### ASSIGNED TASK:
Go over the lines below, and when one contains the word "JSON", copy it.

__________________________________________________

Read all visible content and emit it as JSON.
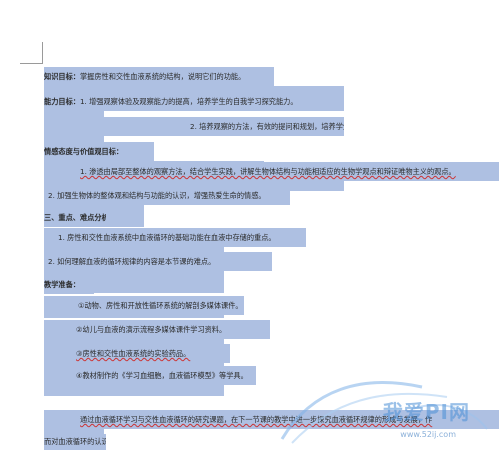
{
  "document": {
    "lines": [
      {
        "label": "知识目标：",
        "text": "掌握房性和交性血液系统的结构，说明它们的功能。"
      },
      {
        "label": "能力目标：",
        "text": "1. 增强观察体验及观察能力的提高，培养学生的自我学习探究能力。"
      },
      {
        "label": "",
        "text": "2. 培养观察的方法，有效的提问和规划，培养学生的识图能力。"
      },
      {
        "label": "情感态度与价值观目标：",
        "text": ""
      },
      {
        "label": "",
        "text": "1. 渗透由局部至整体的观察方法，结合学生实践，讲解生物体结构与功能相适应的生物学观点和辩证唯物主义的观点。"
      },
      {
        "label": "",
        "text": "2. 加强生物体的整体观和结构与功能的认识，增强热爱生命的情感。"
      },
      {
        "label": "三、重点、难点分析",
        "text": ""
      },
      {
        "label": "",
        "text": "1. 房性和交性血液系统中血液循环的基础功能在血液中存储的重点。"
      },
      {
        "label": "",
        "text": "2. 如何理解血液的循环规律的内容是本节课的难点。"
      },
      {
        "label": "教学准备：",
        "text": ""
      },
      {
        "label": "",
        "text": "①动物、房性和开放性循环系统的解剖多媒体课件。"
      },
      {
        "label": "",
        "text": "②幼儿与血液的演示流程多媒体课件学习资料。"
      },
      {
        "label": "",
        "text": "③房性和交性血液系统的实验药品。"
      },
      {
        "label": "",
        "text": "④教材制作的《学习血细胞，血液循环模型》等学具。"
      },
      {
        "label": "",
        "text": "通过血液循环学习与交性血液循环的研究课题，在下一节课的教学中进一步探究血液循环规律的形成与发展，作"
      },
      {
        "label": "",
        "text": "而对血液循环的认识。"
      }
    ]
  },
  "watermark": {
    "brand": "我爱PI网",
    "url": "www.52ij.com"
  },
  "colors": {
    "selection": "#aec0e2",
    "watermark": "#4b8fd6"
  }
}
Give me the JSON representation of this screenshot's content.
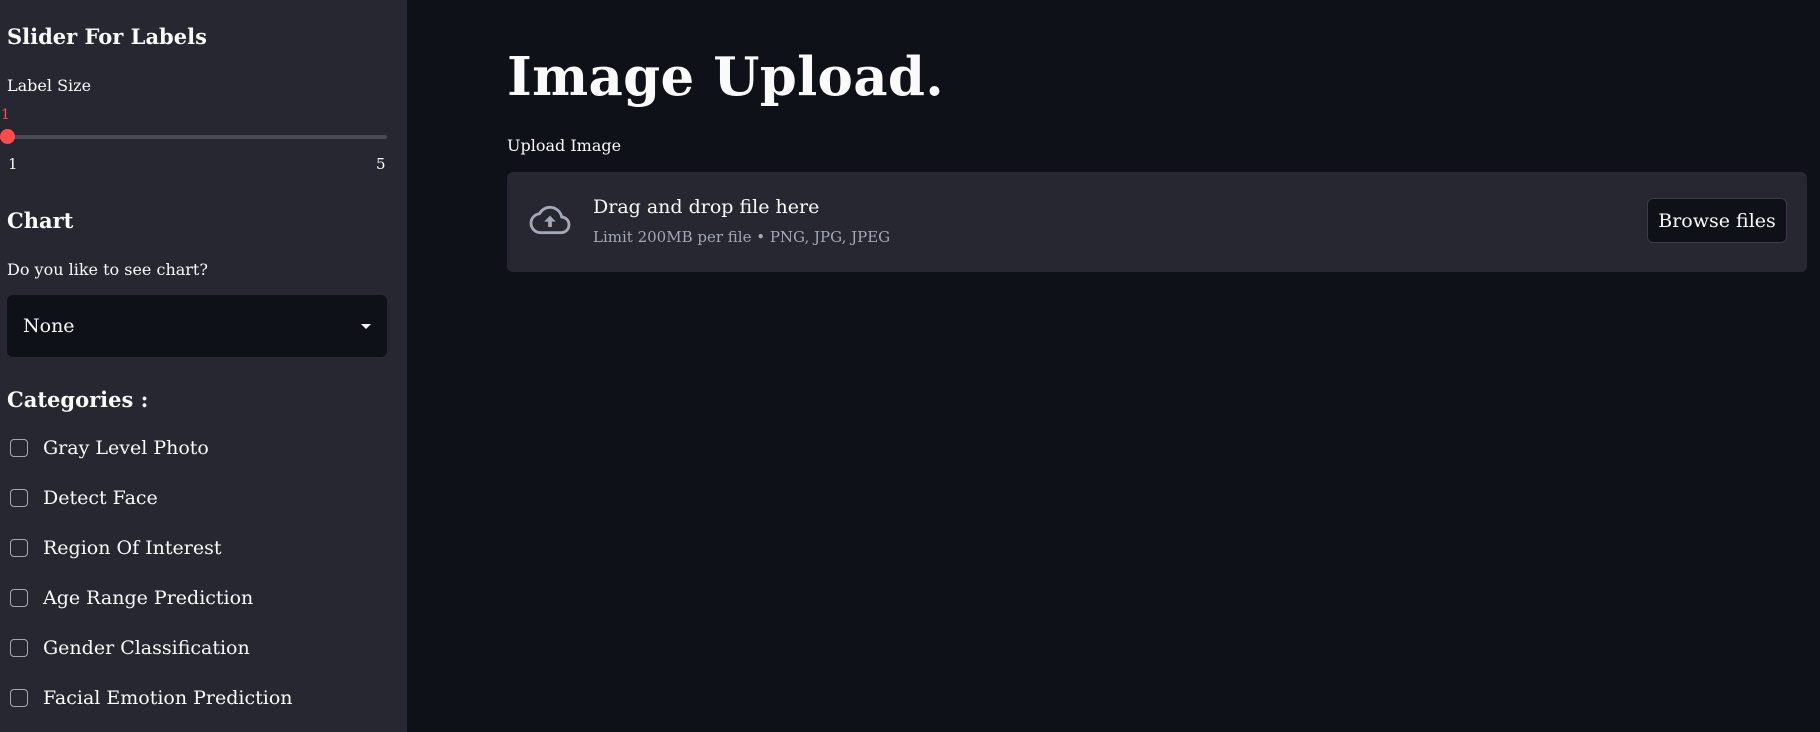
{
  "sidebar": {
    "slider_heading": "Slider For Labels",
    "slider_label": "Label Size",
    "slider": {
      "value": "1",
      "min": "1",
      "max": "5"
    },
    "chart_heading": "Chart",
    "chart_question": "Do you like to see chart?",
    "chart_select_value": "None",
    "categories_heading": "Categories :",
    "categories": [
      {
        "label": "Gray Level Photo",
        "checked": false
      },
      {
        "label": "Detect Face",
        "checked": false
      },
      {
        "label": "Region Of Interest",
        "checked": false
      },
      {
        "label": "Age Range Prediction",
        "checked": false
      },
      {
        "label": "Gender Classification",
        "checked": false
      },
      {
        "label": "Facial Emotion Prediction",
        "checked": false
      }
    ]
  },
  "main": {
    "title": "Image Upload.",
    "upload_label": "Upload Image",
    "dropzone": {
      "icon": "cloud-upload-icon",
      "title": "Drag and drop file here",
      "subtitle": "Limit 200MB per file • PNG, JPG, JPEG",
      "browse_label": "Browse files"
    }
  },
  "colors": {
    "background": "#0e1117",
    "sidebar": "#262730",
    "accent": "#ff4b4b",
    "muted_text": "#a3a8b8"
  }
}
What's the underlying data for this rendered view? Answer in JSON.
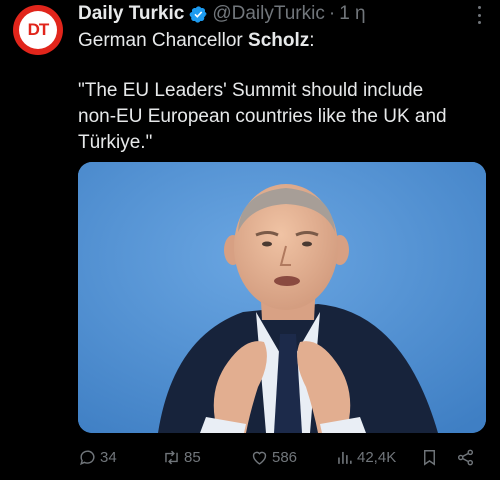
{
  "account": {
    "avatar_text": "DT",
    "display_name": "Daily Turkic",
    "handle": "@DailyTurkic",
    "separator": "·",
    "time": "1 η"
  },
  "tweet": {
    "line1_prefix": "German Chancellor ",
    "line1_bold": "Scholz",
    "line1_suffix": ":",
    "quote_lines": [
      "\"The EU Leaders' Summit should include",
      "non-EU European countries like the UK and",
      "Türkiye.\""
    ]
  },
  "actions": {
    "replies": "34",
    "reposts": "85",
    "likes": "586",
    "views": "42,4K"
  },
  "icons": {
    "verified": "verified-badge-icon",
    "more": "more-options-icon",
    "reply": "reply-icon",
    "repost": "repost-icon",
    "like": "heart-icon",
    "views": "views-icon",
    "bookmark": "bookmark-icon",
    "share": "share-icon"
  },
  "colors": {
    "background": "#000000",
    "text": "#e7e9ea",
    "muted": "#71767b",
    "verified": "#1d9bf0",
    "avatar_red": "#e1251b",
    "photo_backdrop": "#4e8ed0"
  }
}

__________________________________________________

### SOLUTION FOR THIS EXERCISE:
Read all visible content and emit it as JSON.
Give me the JSON representation of this screenshot's content.
What's the underlying data for this rendered view? Answer in JSON.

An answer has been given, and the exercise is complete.